What is a developmental disability?

In general, a developmental disability includes, but is not limited to, people who have an intellectual disability, autism, cerebral palsy, severe seizure disorder or a severe head injury that occurs before the age of 22.

Under federal law, developmental disability means a severe, chronic disability of an individual that:
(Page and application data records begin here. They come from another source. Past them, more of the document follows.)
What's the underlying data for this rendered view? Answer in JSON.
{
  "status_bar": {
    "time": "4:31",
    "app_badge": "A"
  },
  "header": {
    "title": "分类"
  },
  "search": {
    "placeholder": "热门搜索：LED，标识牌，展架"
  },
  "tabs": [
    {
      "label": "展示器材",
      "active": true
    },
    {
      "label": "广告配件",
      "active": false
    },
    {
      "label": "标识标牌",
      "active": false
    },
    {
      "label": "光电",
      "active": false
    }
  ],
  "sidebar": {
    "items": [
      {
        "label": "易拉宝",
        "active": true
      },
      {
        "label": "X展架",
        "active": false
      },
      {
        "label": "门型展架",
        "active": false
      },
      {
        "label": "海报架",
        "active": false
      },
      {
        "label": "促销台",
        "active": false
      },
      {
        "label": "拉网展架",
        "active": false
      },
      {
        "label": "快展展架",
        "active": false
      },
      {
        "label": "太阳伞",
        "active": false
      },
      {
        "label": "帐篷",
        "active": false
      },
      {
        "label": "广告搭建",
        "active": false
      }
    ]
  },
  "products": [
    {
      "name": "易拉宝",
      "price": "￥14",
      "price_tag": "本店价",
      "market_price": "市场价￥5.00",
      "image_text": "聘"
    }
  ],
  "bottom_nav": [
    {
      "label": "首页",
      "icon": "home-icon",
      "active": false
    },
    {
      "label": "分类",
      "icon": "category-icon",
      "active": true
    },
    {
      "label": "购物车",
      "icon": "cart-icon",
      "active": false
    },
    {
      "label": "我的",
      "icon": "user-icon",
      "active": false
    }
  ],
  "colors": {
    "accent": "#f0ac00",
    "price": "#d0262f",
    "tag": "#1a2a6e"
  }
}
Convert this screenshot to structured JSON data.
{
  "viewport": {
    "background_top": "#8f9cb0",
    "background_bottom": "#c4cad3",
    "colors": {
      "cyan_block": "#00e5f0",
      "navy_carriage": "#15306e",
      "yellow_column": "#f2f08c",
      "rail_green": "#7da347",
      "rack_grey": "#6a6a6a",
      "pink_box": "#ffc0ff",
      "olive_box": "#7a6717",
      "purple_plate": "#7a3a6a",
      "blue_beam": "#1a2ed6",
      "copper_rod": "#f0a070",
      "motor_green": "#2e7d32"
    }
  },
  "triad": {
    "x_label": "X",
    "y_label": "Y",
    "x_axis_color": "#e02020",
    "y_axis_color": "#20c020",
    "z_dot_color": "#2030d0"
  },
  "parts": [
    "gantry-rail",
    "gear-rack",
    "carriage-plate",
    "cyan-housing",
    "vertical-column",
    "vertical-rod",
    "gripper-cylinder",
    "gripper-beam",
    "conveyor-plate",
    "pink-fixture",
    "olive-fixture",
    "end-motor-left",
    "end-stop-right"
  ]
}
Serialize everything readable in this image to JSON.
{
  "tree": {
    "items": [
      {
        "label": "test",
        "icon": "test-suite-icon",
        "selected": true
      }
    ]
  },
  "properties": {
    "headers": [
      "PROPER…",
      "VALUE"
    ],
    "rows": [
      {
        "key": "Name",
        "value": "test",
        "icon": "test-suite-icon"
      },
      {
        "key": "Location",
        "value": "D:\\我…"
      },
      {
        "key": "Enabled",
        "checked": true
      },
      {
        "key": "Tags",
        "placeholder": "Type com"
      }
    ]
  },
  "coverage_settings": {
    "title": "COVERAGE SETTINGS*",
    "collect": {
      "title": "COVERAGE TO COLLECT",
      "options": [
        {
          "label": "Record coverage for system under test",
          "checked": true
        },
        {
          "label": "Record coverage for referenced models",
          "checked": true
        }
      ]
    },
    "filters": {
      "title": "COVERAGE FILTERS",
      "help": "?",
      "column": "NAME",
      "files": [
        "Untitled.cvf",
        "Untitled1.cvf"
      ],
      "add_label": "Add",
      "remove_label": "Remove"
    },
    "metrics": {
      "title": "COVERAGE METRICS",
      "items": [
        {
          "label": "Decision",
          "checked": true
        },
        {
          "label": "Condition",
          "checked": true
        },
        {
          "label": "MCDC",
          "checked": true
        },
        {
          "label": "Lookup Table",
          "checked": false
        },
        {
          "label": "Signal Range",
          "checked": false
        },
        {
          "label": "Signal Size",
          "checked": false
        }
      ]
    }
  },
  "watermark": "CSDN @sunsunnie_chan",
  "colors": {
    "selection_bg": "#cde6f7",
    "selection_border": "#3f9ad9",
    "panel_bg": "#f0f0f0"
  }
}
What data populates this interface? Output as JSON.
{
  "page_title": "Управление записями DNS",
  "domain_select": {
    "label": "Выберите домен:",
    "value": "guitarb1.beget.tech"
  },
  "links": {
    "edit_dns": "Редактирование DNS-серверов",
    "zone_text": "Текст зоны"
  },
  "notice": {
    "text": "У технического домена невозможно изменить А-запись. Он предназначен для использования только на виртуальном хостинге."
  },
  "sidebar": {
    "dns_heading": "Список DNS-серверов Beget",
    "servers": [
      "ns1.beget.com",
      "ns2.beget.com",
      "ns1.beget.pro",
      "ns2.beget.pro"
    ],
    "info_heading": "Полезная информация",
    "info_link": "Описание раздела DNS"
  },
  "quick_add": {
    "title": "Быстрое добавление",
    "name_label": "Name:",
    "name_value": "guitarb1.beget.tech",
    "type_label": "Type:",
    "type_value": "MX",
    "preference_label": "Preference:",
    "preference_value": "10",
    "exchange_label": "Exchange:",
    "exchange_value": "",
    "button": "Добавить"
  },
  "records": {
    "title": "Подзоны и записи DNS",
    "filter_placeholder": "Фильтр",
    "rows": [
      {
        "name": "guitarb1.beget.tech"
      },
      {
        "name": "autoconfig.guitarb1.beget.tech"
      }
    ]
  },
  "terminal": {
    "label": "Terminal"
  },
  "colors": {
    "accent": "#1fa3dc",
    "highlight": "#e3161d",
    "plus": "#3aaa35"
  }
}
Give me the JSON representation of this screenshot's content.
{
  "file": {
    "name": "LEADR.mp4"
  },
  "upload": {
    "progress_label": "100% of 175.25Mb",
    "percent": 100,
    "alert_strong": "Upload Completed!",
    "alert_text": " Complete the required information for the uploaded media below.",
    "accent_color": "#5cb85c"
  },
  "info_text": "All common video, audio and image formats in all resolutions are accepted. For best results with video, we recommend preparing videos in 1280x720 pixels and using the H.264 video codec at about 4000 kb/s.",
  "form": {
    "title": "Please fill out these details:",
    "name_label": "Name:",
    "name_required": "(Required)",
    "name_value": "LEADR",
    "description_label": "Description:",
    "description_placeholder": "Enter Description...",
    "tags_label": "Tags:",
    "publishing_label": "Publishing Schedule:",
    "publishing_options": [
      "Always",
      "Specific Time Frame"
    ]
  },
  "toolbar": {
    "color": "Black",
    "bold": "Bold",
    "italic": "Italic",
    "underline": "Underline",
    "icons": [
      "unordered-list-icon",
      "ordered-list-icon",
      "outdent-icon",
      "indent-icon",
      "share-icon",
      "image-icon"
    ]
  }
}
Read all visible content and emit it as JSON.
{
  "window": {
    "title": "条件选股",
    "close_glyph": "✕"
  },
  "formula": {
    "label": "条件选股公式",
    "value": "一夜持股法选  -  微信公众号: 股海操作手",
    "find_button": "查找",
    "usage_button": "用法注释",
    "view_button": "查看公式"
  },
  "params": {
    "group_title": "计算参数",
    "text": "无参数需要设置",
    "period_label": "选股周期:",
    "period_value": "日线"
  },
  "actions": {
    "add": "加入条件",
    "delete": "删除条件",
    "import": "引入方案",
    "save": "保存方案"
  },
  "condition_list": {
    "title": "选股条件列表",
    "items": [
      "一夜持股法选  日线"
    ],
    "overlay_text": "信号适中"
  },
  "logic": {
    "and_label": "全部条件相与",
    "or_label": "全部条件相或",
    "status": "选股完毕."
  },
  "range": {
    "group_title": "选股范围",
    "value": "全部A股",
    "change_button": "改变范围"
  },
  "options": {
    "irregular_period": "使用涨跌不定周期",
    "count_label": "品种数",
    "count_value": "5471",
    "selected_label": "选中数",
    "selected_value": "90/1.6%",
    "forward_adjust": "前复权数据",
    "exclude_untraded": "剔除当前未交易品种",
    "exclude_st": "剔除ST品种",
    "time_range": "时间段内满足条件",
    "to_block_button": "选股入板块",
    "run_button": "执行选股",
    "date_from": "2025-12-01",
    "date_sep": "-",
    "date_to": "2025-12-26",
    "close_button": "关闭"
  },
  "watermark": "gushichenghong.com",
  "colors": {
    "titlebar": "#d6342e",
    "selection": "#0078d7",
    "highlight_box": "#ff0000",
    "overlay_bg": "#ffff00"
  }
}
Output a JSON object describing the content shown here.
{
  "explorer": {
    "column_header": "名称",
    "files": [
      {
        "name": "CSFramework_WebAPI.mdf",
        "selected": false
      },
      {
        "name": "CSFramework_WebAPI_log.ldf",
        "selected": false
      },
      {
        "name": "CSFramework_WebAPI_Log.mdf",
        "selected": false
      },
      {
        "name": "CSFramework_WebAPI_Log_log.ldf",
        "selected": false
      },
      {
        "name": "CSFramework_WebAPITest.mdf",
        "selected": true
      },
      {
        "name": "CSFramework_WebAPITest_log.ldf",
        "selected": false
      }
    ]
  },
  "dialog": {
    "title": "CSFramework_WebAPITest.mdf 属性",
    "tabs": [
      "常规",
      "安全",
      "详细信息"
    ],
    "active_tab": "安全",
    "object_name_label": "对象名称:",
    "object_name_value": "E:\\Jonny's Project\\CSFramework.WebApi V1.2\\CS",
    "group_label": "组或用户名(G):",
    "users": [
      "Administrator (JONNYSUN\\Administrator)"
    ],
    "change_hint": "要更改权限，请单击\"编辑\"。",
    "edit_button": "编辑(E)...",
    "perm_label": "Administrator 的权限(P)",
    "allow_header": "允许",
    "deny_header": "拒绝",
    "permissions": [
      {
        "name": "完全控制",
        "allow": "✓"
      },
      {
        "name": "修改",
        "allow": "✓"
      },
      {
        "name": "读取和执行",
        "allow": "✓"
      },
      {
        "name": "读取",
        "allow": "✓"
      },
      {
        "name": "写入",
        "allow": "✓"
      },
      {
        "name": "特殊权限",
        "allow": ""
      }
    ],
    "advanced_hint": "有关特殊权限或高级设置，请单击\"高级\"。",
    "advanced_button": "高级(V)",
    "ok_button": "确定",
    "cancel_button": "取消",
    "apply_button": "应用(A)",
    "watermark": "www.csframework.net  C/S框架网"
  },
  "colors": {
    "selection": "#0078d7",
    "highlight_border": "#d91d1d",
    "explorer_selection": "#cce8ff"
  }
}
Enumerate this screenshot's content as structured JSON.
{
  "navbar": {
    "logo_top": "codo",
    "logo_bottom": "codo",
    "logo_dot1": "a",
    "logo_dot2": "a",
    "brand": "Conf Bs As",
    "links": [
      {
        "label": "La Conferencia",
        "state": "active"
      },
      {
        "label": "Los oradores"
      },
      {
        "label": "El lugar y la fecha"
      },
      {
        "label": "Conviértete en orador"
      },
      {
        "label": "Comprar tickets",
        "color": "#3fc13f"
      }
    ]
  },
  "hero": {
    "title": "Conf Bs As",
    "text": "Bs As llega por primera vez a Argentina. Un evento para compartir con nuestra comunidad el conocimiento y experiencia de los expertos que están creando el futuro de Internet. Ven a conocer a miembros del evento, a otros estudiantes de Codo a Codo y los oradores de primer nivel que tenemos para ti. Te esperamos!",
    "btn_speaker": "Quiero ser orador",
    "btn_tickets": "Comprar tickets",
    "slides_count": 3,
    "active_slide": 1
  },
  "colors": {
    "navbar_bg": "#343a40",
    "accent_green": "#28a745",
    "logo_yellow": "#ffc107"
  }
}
  • Is attributable to a mental or physical impairment or combination of mental and physical impairments;
  • Is manifested before the age of 22;
  • Is likely to continue indefinitely;
  • Results in substantial functional limitations in three or more of the following areas of major life activity:
    • Self care
    • Receptive and expressive language
    • Learning
    • Mobility
    • Self-direction
    • Capacity for independent living
    • Economic self-sufficiency
  • Reflects the individual’s need for services, supports or other forms of assistance that are of lifelong or extended duration and are individually planned and coordinated.